Yes, yoga is considerably less demanding of the body than other forms of activity--in terms of stress on the joints, compression and general "tightness." But yoga isn't the only form of movement out there. While we were resting in between tackling the many bouldering routes, one of my climbing buddies (who is also a very avid and advanced yoga practitioner) asked me if I ever got tired of just doing yoga. I told him, "honestly? Yes." He felt the same way. Neither one of us is saying that we don't love our yoga practices. It's just that, as he put it so perfectly, our bodies crave other sorts of movement. Sometimes I swear my legs literally ache to just start breaking out in a full on sprint--to really move. My lungs also miss the strength that they had from running. I definitely don't feel like I can breathe as deeply as I did when I was running. Or hold my breath as long as I did when I was swimming. Those are both a kind of lung strength that I don't feel like you can get from yoga.

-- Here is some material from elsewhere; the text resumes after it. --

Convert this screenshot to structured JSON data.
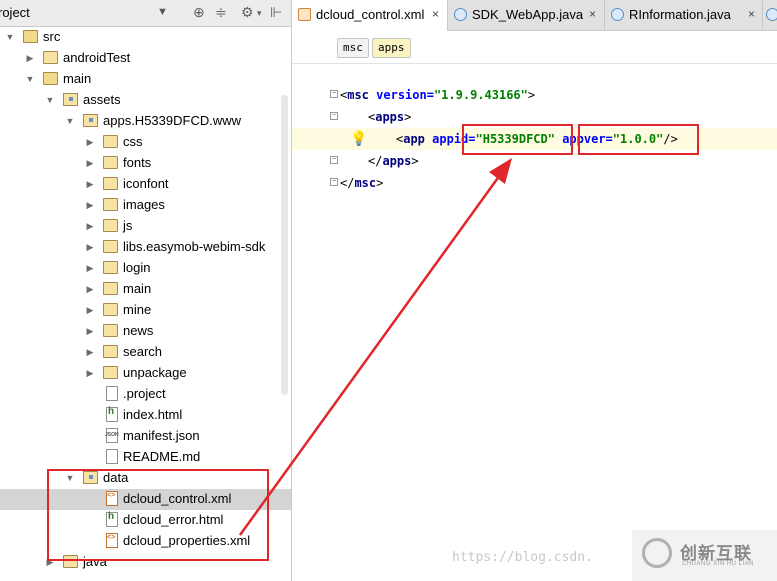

I guess my point is this: I don't think that doing other forms of exercise will "hurt" or take away from or delay the progress of my yoga practice. It's just going to change it. I can say one thing for sure, it's definitely adding a good dose of humility to my practice. I've always been Twister-star flexible, even with my very active lifestyle, but after almost 2 years of a daily yoga practice, my "flexy-bendiness" has been taken to a whole other level. I do my best to not let it go to my head, but I can't deny that there is a little part of me that feels so much satisfaction at my heels easily touching the floor in down dog. Or my head touching the ground in a wide-legged forward fold. But with rock climbing engaging and strengthening the muscles that are usually just being stretched, some of my bends aren't as deep as they used to be. So now I really get to practice "letting go of the attachment to the pose." I can't bend as far forward in certain poses because the inner leg is far too tight from use. And that's a good thing. I rarely use the inner leg for balancing and now I can feel it working. And that's ok. I'll stretch it to wherever it's comfortable limit is right now (because if I push it to where it was pre-climbing it'll probably snap) and the tightness will eventually subside.
There's a blog that I follow a lot written by a yoga teacher I've really come to admire. She has said before to not curse the less flexible parts of your body and "to be proud of your strength." When I read that, I thought it was such a great sentiment. Now I'm actually practicing it.